Why Fiber Matters… Reduced Disease Risk! Are you getting enough?

By Mary Fraser, LIU-Post Dietetic Intern


Many chronic diseases and conditions can be reduced or alleviated by dietary and lifestyle changes. Adequate intakes of total dietary fiber are associated with reducing the risks of cardiovascular disease (by helping to lower cholesterol), type 2 diabetes (by helping to improve blood glucose levels and possible insulin sensitivity), some cancers, and alleviating constipation.


There is also mounting evidence that fiber may also help reduce inflammation and may have an inverse relationship with all-cause mortality. Unfortunately, generally only 5% of the population meets recommended guidelines. Many people don’t realize the benefits of having enough fiber in their diet or know how to incorporate it.


So are you getting enough?

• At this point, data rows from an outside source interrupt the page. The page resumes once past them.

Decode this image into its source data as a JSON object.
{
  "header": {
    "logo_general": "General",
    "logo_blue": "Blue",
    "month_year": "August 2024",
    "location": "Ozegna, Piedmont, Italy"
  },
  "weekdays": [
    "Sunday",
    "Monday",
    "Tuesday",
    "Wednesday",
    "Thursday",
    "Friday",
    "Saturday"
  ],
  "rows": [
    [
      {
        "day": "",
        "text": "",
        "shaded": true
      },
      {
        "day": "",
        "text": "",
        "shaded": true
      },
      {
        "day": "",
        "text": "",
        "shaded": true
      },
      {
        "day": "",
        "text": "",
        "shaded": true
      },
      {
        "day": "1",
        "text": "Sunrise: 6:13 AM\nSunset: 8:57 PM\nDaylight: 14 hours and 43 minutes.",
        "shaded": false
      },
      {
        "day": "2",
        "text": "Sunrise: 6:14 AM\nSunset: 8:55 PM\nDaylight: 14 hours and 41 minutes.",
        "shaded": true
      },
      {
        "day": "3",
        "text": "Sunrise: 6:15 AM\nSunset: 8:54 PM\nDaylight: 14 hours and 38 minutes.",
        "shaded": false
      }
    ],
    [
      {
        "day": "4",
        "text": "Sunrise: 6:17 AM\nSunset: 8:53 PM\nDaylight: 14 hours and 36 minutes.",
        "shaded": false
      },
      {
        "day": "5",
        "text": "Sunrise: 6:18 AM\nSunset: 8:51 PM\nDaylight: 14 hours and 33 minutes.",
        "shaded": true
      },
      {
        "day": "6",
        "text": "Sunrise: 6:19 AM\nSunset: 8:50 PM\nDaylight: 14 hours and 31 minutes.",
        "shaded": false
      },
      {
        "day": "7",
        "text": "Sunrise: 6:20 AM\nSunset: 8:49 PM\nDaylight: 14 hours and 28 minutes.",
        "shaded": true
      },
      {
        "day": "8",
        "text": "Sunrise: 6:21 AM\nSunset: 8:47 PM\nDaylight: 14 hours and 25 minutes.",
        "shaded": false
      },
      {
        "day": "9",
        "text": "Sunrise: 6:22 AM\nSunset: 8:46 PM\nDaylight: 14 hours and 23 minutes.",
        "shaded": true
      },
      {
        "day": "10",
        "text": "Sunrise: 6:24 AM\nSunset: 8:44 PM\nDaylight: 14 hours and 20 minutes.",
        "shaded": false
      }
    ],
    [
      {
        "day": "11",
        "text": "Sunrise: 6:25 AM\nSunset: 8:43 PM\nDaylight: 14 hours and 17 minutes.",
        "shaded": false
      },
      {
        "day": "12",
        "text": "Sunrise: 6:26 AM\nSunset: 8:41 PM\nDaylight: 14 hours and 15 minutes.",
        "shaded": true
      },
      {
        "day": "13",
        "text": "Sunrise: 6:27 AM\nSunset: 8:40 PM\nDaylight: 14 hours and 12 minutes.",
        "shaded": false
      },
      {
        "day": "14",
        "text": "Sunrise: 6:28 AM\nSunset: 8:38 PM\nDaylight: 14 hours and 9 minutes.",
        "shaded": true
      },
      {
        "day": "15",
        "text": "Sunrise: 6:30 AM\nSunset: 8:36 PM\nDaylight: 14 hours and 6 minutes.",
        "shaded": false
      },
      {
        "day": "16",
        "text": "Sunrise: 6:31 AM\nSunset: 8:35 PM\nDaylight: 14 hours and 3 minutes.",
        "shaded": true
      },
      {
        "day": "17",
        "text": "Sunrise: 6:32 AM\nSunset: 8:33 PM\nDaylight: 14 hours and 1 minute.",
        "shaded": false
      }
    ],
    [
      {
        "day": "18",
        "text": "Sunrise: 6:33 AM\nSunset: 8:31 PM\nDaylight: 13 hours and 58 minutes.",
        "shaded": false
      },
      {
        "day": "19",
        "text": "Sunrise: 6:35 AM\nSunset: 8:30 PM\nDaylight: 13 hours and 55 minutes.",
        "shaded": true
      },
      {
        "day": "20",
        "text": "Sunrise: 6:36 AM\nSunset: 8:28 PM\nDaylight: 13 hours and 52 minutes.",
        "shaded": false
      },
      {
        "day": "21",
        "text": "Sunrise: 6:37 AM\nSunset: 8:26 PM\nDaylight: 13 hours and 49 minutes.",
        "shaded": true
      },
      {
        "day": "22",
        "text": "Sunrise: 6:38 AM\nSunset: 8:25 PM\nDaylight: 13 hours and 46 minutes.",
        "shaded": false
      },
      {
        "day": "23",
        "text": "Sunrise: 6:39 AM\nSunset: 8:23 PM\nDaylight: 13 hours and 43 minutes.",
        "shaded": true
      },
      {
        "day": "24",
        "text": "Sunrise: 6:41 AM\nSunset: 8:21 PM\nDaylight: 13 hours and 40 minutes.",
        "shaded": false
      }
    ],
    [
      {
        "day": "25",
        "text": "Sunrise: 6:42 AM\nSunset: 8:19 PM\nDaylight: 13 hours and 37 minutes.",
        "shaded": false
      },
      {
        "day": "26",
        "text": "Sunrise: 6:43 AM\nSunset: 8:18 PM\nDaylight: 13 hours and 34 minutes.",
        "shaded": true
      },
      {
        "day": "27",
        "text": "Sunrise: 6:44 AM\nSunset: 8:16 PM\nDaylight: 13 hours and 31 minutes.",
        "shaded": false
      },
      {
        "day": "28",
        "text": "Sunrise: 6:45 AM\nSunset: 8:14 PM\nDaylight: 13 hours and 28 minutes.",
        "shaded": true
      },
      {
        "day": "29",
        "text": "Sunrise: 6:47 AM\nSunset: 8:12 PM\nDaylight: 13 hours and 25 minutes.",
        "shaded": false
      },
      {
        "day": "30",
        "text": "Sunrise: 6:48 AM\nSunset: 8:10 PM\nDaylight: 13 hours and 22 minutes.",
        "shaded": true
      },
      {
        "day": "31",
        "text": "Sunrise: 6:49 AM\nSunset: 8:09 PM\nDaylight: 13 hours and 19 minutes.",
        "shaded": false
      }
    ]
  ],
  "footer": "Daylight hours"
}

The Institute of Medicine (IOM) recommends most adults daily total fiber consumption be

approximately 25 grams for adult women and 38 grams for adult men. This recommendation is also supported by The Academy of Nutrition and Dietetics (Academy). Daily fiber should be a combination of dietary and functional fiber from a variety of foods including whole grains, legumes, such as beans or peas, vegetables, fruits, and nuts. IOM defines dietary fiber as a naturally occurring non-digestible carbohydrate and lignin, that is intact or intrinsic in plants, and functional fiber as a non-digestible carbohydrate that has been isolated, extracted or manufactured with health benefits. Total fiber is dietary and functional fiber combined. Traditionally fiber was classified as either soluble or insoluble. Soluble fibers are dispersible in water, while insoluble fibers are not. Properties of dietary fiber such a fermentability and viscosity may also be important in reducing the risk of disease.


The types of fiber and disease risk reduction


Foods that can reduce the risk of heart disease, type 2 diabetes and help lower cholesterol,

include oats, oat bran, beans, peas, barley, flaxseeds, berries, soybeans, bananas, oranges,

apples, and carrots. These foods provide mucilage and beta-glucans soluble fibers.

Another type of soluble fiber that can lower cholesterol (LDL and total cholesterol) and may

reduce the risks of coronary heart disease and type 2 diabetes is wheat dextrin , which is

extracted from wheat starch. Wheat dextrin is widely used to add fiber in processed foods but

must be avoided if you have celiac disease or are gluten intolerant. Insoluble, cereal and

vegetable fiber are associated with reduced risk of both cardiovascular disease, by lowering

cholesterol levels, and chronic heart disease. Fruit fiber is only associated with lower

cardiovascular disease.


Pectins and gums , a soluble fiber, also helps to lower cholesterol and is found in fruits, berries, seeds. Pectins and gums can slow down the time between poops by keeping the food in the intestinal track longer, which is something to consider if you suffer from constipation. Some fibers also work as nature’s natural laxative, such as psyllium , a soluble fiber, and insoluble fibers cellulose & some hemicellulose . Frequently found in fiber drinks, like Metamucil or in supplements, psylilum also has the added benefit of helping to lower

cholesterol. Cellulose & some hemicellulose can also lower the risk of diverticulitis and may

help with weight loss. They are naturally found in nuts, whole wheat, whole grains, bran, seeds, brown rice, and the skins of produce. Other types of fiber that can help with constipation are the soluble fiber agents which can be added to processed foods, such as dextrose, sorbitol, citric acid , but these may also cause bloating and gas.


Resistant starch is another type of soluble fibers, which may also reduce the risk of type 2

diabetes, by helping to control blood sugar levels and increasing insulin sensitivity. It may also

help manage weight by increasing fullness. It is found in oatmeal and legumes and can be

extracted and added to processed foods to boost fiber content.


Another type of fiber is lignin , which appears good for heart health. Some foods with this type

of insoluble fiber are found naturally in flax, rye, and some vegetables.

What are some high fiber foods?


Some high dietary fiber foods are: ¼ cup of almonds with 4.5 grams of dietary fiber, 1 apple

with 5.4 grams, 1 half cup beans with 5.5 grams, and ½ cup raisin bran with 7.4 grams. Some

foods with no fiber include alcoholic beverages, milk, cheese, meat, poultry, and seafood.

September 26, 2019


References:

Gropper SS, Smith JL, Carr TP. Advanced Nutrition and Human Metabolism, 7th Edition.

Wadsworth, Cengage Learning, Belmont, CA. 2018.

Dahl, W. J., & Stewart, M. L. (2015). Position of the Academy of Nutrition and Dietetics: Health

Implications of Dietary Fiber. Journal of the Academy of Nutrition and Dietetics, 115(11),

1861–1870. doi: 10.1016/j.jand.2015.09.003